# Extracted information
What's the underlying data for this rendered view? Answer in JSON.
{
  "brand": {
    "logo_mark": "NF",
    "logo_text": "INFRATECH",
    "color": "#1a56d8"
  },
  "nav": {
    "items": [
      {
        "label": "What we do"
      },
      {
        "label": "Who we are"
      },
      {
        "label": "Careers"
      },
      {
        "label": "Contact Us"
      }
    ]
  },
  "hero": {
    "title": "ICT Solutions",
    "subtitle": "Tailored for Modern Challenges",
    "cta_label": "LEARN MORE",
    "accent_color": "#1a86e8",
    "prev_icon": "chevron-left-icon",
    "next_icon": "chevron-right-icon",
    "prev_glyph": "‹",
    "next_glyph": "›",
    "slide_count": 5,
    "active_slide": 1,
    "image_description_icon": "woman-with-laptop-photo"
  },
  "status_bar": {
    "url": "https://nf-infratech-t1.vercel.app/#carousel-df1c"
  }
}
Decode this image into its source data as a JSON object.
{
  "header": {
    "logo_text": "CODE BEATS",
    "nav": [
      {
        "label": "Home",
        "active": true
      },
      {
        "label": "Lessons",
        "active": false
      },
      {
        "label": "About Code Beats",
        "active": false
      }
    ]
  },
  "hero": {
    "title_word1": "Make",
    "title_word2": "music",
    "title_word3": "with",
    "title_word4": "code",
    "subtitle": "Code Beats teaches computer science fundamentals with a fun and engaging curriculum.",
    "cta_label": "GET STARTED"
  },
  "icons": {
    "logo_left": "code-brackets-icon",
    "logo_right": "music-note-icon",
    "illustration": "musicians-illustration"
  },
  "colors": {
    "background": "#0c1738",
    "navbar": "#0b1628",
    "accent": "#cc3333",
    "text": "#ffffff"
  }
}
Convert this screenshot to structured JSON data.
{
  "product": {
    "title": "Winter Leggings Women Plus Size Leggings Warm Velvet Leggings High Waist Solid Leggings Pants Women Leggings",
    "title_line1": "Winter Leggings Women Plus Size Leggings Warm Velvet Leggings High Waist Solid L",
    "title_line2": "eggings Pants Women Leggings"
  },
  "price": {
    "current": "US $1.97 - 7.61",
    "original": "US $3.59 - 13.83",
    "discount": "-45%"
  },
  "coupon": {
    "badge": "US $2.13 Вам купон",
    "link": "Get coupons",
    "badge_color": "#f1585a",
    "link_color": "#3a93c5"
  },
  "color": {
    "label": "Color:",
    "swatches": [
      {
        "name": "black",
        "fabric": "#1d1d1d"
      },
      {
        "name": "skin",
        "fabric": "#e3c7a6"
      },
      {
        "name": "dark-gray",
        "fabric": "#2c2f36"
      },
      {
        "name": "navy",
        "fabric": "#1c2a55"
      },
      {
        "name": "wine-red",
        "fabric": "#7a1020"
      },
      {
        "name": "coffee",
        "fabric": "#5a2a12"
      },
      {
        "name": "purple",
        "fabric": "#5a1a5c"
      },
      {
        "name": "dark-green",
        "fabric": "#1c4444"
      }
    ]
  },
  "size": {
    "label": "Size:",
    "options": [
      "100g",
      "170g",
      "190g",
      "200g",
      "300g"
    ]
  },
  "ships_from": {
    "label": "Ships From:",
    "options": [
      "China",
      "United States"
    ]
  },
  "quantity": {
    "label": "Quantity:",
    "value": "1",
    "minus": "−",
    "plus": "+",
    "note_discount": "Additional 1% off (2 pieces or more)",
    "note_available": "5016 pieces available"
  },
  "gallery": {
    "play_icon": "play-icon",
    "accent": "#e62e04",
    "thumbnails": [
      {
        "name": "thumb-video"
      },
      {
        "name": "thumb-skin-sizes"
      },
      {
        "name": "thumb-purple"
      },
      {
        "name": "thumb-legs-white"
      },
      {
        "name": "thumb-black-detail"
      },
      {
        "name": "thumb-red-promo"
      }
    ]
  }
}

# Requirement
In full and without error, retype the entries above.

# Response area
What's the underlying data for this rendered view? Answer in JSON.
{
  "brand": {
    "logo_mark": "NF",
    "logo_text": "INFRATECH",
    "color": "#1a56d8"
  },
  "nav": {
    "items": [
      {
        "label": "What we do"
      },
      {
        "label": "Who we are"
      },
      {
        "label": "Careers"
      },
      {
        "label": "Contact Us"
      }
    ]
  },
  "hero": {
    "title": "ICT Solutions",
    "subtitle": "Tailored for Modern Challenges",
    "cta_label": "LEARN MORE",
    "accent_color": "#1a86e8",
    "prev_icon": "chevron-left-icon",
    "next_icon": "chevron-right-icon",
    "prev_glyph": "‹",
    "next_glyph": "›",
    "slide_count": 5,
    "active_slide": 1,
    "image_description_icon": "woman-with-laptop-photo"
  },
  "status_bar": {
    "url": "https://nf-infratech-t1.vercel.app/#carousel-df1c"
  }
}
Decode this image into its source data as a JSON object.
{
  "header": {
    "logo_text": "CODE BEATS",
    "nav": [
      {
        "label": "Home",
        "active": true
      },
      {
        "label": "Lessons",
        "active": false
      },
      {
        "label": "About Code Beats",
        "active": false
      }
    ]
  },
  "hero": {
    "title_word1": "Make",
    "title_word2": "music",
    "title_word3": "with",
    "title_word4": "code",
    "subtitle": "Code Beats teaches computer science fundamentals with a fun and engaging curriculum.",
    "cta_label": "GET STARTED"
  },
  "icons": {
    "logo_left": "code-brackets-icon",
    "logo_right": "music-note-icon",
    "illustration": "musicians-illustration"
  },
  "colors": {
    "background": "#0c1738",
    "navbar": "#0b1628",
    "accent": "#cc3333",
    "text": "#ffffff"
  }
}
Convert this screenshot to structured JSON data.
{
  "product": {
    "title": "Winter Leggings Women Plus Size Leggings Warm Velvet Leggings High Waist Solid Leggings Pants Women Leggings",
    "title_line1": "Winter Leggings Women Plus Size Leggings Warm Velvet Leggings High Waist Solid L",
    "title_line2": "eggings Pants Women Leggings"
  },
  "price": {
    "current": "US $1.97 - 7.61",
    "original": "US $3.59 - 13.83",
    "discount": "-45%"
  },
  "coupon": {
    "badge": "US $2.13 Вам купон",
    "link": "Get coupons",
    "badge_color": "#f1585a",
    "link_color": "#3a93c5"
  },
  "color": {
    "label": "Color:",
    "swatches": [
      {
        "name": "black",
        "fabric": "#1d1d1d"
      },
      {
        "name": "skin",
        "fabric": "#e3c7a6"
      },
      {
        "name": "dark-gray",
        "fabric": "#2c2f36"
      },
      {
        "name": "navy",
        "fabric": "#1c2a55"
      },
      {
        "name": "wine-red",
        "fabric": "#7a1020"
      },
      {
        "name": "coffee",
        "fabric": "#5a2a12"
      },
      {
        "name": "purple",
        "fabric": "#5a1a5c"
      },
      {
        "name": "dark-green",
        "fabric": "#1c4444"
      }
    ]
  },
  "size": {
    "label": "Size:",
    "options": [
      "100g",
      "170g",
      "190g",
      "200g",
      "300g"
    ]
  },
  "ships_from": {
    "label": "Ships From:",
    "options": [
      "China",
      "United States"
    ]
  },
  "quantity": {
    "label": "Quantity:",
    "value": "1",
    "minus": "−",
    "plus": "+",
    "note_discount": "Additional 1% off (2 pieces or more)",
    "note_available": "5016 pieces available"
  },
  "gallery": {
    "play_icon": "play-icon",
    "accent": "#e62e04",
    "thumbnails": [
      {
        "name": "thumb-video"
      },
      {
        "name": "thumb-skin-sizes"
      },
      {
        "name": "thumb-purple"
      },
      {
        "name": "thumb-legs-white"
      },
      {
        "name": "thumb-black-detail"
      },
      {
        "name": "thumb-red-promo"
      }
    ]
  }
}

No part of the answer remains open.